9 We will transform time series variables using lags, first differences, logarithms, & growth rates 10 Example : Quarterly rate of inflation at an annual rate (U.S.) CPI = Consumer Price Index (Bureau of Labor Statistics) CPI in the first quarter of 2004 (2004:I) = 186.57 CPI in the second quarter of 2004 (2004:II) = 188.60 Percentage change in CPI, 2004:I to 2004:II = 188.60 186.57 100 186.57 ⎛⎞ × ⎜⎟ ⎝⎠ = 2.03 100 186.57 × = 1.088% Percentage change in CPI, 2004:I to 2004:II, at an annual rate = 4 × 1.088 = 4.359 % 4.4 % (percent per year)

This preview has intentionally blurred sections. Sign up to view the full version.

View Full Document
This is the end of the preview.
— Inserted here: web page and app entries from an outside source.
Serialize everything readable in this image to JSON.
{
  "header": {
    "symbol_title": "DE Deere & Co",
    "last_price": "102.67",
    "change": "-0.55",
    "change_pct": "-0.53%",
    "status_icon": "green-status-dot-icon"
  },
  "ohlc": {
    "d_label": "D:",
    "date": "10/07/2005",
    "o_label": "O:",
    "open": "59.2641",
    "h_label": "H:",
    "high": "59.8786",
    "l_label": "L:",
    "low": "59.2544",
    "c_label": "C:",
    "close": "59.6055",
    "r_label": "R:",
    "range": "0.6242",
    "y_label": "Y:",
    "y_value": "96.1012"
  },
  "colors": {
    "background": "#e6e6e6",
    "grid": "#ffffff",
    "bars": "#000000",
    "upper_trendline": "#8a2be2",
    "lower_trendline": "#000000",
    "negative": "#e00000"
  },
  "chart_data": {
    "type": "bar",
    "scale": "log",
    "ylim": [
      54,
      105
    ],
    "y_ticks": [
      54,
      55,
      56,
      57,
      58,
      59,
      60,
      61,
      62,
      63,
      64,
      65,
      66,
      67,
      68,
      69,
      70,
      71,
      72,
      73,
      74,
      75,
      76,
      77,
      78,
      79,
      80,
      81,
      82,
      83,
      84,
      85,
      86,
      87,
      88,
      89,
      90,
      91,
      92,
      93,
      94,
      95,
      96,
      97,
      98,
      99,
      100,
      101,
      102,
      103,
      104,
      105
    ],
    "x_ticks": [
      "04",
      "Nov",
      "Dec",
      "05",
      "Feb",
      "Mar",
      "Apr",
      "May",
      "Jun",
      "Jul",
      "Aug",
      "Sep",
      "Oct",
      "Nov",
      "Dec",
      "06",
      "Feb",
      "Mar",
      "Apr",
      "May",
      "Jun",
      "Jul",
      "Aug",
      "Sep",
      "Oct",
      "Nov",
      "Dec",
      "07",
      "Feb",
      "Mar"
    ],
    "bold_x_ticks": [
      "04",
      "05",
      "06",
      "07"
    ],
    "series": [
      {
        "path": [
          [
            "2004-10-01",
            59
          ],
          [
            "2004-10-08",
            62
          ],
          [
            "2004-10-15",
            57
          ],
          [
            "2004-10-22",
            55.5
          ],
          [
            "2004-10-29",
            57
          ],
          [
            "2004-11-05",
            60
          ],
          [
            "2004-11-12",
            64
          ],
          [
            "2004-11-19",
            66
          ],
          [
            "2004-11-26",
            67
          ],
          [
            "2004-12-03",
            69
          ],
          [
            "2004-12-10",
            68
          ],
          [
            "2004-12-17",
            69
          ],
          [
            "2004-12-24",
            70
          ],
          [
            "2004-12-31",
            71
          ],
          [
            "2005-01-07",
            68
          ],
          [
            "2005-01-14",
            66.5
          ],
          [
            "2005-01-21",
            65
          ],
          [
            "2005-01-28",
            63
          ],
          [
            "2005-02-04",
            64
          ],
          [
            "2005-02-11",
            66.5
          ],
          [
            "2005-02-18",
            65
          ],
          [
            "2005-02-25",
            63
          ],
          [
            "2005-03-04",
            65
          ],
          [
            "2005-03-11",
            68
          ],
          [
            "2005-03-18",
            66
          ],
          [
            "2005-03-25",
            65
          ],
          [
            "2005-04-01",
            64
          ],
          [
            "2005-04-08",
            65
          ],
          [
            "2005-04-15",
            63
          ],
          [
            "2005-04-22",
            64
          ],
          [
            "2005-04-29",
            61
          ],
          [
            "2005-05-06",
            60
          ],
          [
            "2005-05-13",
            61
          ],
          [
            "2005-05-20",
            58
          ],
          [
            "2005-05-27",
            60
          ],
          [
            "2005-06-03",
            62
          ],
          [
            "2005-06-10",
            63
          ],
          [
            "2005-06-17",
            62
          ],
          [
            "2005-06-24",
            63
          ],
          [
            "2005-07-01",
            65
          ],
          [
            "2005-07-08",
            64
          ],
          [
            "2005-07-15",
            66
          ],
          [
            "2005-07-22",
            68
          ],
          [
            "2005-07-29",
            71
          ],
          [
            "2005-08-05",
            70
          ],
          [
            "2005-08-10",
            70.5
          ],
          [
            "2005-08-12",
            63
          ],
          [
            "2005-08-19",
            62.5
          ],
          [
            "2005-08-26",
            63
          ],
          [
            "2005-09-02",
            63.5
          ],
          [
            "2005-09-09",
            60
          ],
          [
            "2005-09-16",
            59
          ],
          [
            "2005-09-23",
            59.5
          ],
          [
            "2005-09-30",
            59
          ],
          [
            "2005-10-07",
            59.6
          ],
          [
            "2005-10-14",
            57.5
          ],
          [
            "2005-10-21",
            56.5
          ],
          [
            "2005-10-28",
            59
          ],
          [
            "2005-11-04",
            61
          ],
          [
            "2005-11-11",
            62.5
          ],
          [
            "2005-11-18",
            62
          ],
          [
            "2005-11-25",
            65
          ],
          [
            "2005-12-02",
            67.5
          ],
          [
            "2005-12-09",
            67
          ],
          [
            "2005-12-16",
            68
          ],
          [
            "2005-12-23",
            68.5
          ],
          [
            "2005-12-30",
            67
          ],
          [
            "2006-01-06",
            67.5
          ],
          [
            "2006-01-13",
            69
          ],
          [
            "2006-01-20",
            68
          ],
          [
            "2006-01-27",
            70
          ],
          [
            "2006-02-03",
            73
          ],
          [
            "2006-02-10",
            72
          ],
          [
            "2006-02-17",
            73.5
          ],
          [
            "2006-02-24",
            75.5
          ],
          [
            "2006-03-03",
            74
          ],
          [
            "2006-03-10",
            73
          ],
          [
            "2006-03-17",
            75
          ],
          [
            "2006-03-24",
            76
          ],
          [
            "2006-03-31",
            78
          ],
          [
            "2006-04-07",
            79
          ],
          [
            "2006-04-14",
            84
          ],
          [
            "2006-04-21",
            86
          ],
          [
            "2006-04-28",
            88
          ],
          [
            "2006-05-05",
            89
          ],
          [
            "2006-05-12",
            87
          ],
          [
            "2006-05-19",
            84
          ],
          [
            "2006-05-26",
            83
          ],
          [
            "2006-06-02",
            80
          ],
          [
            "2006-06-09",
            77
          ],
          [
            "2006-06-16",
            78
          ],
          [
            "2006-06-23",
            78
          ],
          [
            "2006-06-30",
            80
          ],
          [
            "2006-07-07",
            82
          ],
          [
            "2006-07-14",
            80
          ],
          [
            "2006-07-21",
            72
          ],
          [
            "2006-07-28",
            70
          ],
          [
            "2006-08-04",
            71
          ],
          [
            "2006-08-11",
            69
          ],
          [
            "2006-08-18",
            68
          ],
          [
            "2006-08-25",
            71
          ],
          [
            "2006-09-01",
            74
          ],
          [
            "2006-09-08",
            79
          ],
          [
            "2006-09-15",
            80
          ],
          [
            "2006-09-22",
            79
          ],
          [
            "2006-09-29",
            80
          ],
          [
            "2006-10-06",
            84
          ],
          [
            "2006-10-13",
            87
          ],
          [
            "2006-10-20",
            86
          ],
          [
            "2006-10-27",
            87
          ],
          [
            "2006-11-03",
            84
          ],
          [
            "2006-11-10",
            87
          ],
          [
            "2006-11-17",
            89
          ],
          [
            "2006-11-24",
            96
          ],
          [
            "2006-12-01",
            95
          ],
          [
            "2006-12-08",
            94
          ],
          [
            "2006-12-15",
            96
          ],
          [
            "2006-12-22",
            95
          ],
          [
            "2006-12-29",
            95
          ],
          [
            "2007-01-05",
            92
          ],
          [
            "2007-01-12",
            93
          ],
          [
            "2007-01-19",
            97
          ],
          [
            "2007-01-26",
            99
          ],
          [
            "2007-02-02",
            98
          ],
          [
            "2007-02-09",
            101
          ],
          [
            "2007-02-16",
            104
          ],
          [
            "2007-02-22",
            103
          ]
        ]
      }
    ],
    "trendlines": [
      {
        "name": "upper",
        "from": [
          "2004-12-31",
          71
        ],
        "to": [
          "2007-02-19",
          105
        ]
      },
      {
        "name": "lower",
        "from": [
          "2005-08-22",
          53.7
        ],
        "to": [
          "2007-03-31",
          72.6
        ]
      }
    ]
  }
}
Sign up to access the rest of the document.

## This note was uploaded on 11/28/2010 for the course ECON Economics taught by Professor Davidbrownstone during the Spring '10 term at UC Irvine.

### Page1 / 16

Ch14TimeSeriesPart1 - Introduction to Time Series...

This preview shows document pages 1 - 4. Sign up to view the full document.

View Full Document
Ask a homework question - tutors are online